?Delegate Hanks did not use the word dignity in his plea for total fitness, but he did suggest as much when he said: "While we plan how to develop the physical prowess and the intellectual power of a man or boy, we must also recognize the absolute indispensability of seeking to implant and encourage the character, moral responsibility and spiritual strength which will move him to employ his talents ethically, intelligently and maturely for good and uplifting purposes."—ED.
You quote Tennessee Coach Wyatt as saying he never heard of an animal winning a football game ("Houn' Dawg," EVENTS & DISCOVERIES, Oct. 26). It seems Ole Bowden Wyatt is either too young or simply unknowing of the 1927 game between Latham Tech and Antietam.
The Latham Tech team, known as the Ducks, was fighting a losing streak of 16 when it came into its homecoming against Antietam. An enterprising sophomore, name of Latham Parks—no relation to the college—had trained a mallard drake, called Clarence, to come to hand by feeding him bread, suet and brandy. It got so that old duck would waddle along the sidelines and then take off, make a swing, come back to young Parks on the bench and get his bread, suet and brandy. Naturally, he was the team's mascot.
Now, this string of 16 losses was most depressing to Clarence as he'd come to take a keen interest in the game and, of course, his team. So, fearing another loss, Clarence took off and got himself boiled as an owl. In fact, he got so plastered he didn't get to the game till the last quarter—when, with the score 0-3 against Latham, the Antietam halfback was preparing to punt from behind his goal line.
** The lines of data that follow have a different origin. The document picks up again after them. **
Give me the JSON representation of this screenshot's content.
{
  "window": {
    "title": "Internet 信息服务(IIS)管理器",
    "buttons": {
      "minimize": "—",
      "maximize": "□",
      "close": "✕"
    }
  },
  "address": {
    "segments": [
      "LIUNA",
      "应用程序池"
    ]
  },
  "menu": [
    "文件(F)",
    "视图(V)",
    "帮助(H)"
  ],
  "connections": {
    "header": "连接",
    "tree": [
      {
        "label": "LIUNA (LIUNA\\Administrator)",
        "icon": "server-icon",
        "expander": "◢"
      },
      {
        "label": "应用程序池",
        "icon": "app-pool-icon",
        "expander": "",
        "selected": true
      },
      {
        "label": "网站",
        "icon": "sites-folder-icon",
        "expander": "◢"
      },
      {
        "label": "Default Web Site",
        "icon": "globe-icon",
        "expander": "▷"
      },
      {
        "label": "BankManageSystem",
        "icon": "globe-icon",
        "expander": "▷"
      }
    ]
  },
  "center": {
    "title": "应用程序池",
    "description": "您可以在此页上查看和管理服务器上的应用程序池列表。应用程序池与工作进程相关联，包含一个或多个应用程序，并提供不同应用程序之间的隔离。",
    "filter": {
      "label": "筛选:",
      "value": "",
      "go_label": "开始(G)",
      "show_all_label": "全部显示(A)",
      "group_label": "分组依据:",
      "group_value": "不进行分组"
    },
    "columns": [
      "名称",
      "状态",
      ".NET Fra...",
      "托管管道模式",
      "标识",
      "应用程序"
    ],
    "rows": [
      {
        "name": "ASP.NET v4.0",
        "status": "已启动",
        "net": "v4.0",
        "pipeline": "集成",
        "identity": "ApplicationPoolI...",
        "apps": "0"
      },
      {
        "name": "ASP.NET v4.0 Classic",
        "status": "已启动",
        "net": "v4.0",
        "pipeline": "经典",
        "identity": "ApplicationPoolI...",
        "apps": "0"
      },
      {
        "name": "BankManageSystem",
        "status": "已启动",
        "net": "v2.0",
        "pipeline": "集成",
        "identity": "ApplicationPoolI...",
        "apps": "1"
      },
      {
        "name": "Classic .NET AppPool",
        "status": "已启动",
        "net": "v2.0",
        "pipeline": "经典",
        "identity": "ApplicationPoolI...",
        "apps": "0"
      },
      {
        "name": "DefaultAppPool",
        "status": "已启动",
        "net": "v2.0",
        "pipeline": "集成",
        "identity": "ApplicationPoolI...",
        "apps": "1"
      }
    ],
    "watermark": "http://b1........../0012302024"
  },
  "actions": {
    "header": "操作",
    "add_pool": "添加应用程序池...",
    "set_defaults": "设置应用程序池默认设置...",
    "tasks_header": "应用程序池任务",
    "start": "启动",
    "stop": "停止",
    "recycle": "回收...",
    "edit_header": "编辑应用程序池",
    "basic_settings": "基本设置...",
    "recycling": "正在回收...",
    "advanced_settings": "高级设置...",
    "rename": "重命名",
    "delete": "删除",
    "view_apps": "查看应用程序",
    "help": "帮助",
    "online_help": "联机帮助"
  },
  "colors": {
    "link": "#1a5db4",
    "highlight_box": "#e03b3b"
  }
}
Latham, fearing that the worst had befallen its mascot, had played a whale of a game up to then.
Sizing up the situation in a flash and emboldened by the false courage, at the snap of the ball Clarence took off, met the high punt as it was going over the line of scrimmage and worried it into the end zone, where it was caught by a Latham tackle for a touchdown and victory.
Old Clarence was never up to his usual force again, but he lives forever in the hearts of all old Lathamians.
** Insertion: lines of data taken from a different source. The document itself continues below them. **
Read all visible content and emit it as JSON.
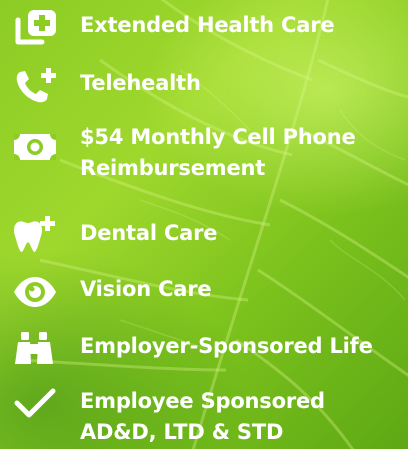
{
  "benefits": [
    {
      "label": "Extended Health Care",
      "icon": "medical-folder-plus-icon"
    },
    {
      "label": "Telehealth",
      "icon": "phone-plus-icon"
    },
    {
      "label": "$54 Monthly Cell Phone Reimbursement",
      "icon": "money-bill-icon"
    },
    {
      "label": "Dental Care",
      "icon": "tooth-plus-icon"
    },
    {
      "label": "Vision Care",
      "icon": "eye-icon"
    },
    {
      "label": "Employer-Sponsored Life",
      "icon": "binoculars-icon"
    },
    {
      "label": "Employee Sponsored AD&D, LTD & STD",
      "icon": "checkmark-icon"
    }
  ],
  "colors": {
    "text": "#ffffff",
    "background": "#8ccc24"
  }
}
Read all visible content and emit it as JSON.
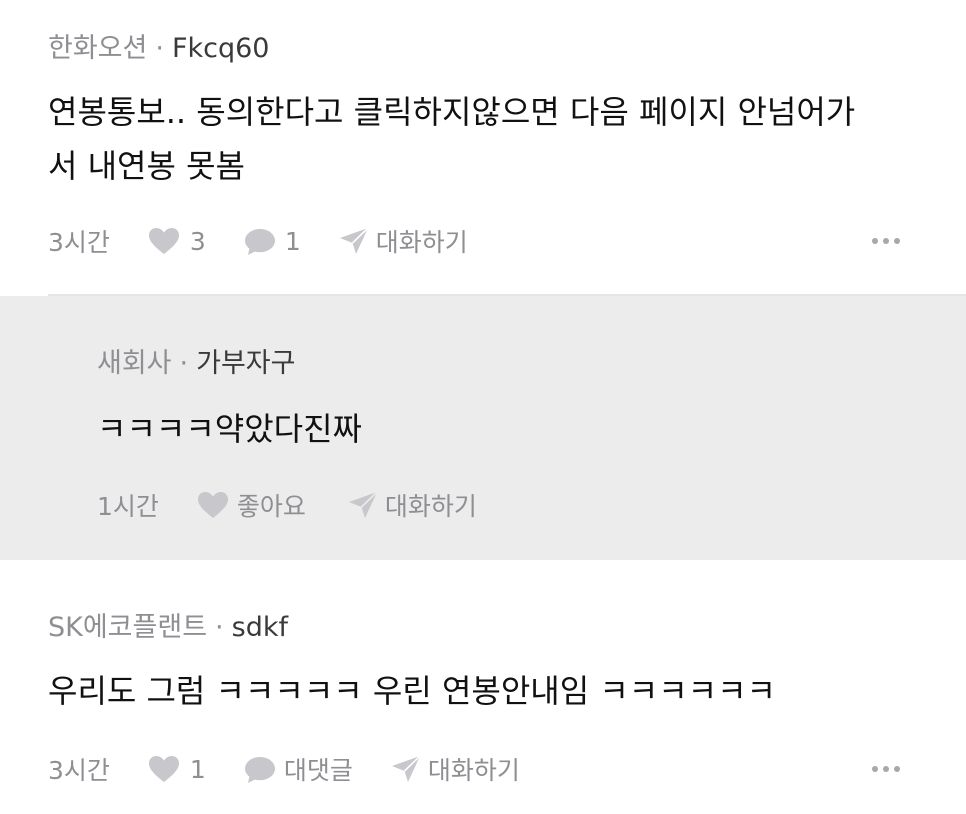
{
  "comments": [
    {
      "company": "한화오션",
      "separator": "·",
      "nickname": "Fkcq60",
      "body_lines": [
        "연봉통보.. 동의한다고 클릭하지않으면 다음 페이지 안넘어가",
        "서  내연봉 못봄"
      ],
      "time": "3시간",
      "likes": "3",
      "replies": "1",
      "chat_label": "대화하기"
    },
    {
      "company": "새회사",
      "separator": "·",
      "nickname": "가부자구",
      "body": "ㅋㅋㅋㅋ약았다진짜",
      "time": "1시간",
      "like_label": "좋아요",
      "chat_label": "대화하기"
    },
    {
      "company": "SK에코플랜트",
      "separator": "·",
      "nickname": "sdkf",
      "body": "우리도 그럼 ㅋㅋㅋㅋㅋ 우린 연봉안내임 ㅋㅋㅋㅋㅋㅋ",
      "time": "3시간",
      "likes": "1",
      "reply_label": "대댓글",
      "chat_label": "대화하기"
    }
  ],
  "icons": {
    "like": "heart-icon",
    "comment": "speech-bubble-icon",
    "chat": "paper-plane-icon",
    "more": "more-dots-icon"
  },
  "colors": {
    "reply_background": "#ececed",
    "secondary_text": "#8e8e93",
    "primary_text": "#111111"
  }
}
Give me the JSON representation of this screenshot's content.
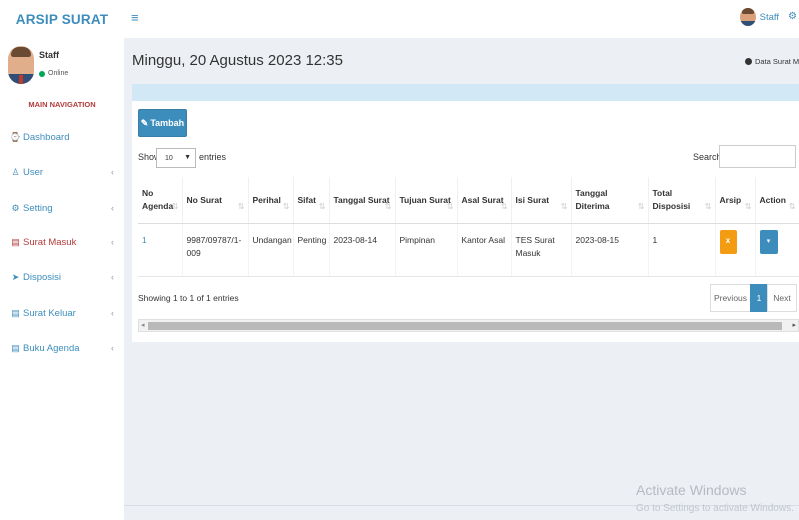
{
  "app": {
    "logo": "ARSIP SURAT",
    "menu_icon": "≡"
  },
  "topbar": {
    "user_name": "Staff",
    "settings_icon": "gear-icon"
  },
  "sidebar": {
    "user": {
      "name": "Staff",
      "status": "Online"
    },
    "nav_header": "MAIN NAVIGATION",
    "items": [
      {
        "label": "Dashboard",
        "icon": "dashboard-icon"
      },
      {
        "label": "User",
        "icon": "user-icon"
      },
      {
        "label": "Setting",
        "icon": "gear-icon"
      },
      {
        "label": "Surat Masuk",
        "icon": "file-icon"
      },
      {
        "label": "Disposisi",
        "icon": "send-icon"
      },
      {
        "label": "Surat Keluar",
        "icon": "file-icon"
      },
      {
        "label": "Buku Agenda",
        "icon": "book-icon"
      }
    ]
  },
  "header": {
    "datetime": "Minggu, 20 Agustus 2023 12:35",
    "breadcrumb": "Data Surat Masuk"
  },
  "toolbar": {
    "add_label": "Tambah"
  },
  "table_controls": {
    "show_label": "Show",
    "length_value": "10",
    "entries_label": "entries",
    "search_label": "Search:"
  },
  "table": {
    "columns": [
      "No Agenda",
      "No Surat",
      "Perihal",
      "Sifat",
      "Tanggal Surat",
      "Tujuan Surat",
      "Asal Surat",
      "Isi Surat",
      "Tanggal Diterima",
      "Total Disposisi",
      "Arsip",
      "Action"
    ],
    "rows": [
      [
        "1",
        "9987/09787/1-009",
        "Undangan",
        "Penting",
        "2023-08-14",
        "Pimpinan",
        "Kantor Asal",
        "TES Surat Masuk",
        "2023-08-15",
        "1"
      ]
    ],
    "arsip_button": "x",
    "action_button": "▾"
  },
  "pagination": {
    "info": "Showing 1 to 1 of 1 entries",
    "previous": "Previous",
    "current": "1",
    "next": "Next"
  },
  "watermark": {
    "title": "Activate Windows",
    "subtitle": "Go to Settings to activate Windows."
  },
  "colors": {
    "accent": "#3c8dbc",
    "menu_red": "#b33a3a",
    "online": "#00a65a",
    "warning": "#f39c12"
  }
}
The following year Latham Tech adopted the motto "Ever Be Kind to Your Web-footed Friends." You might call this a duck-filled platitude.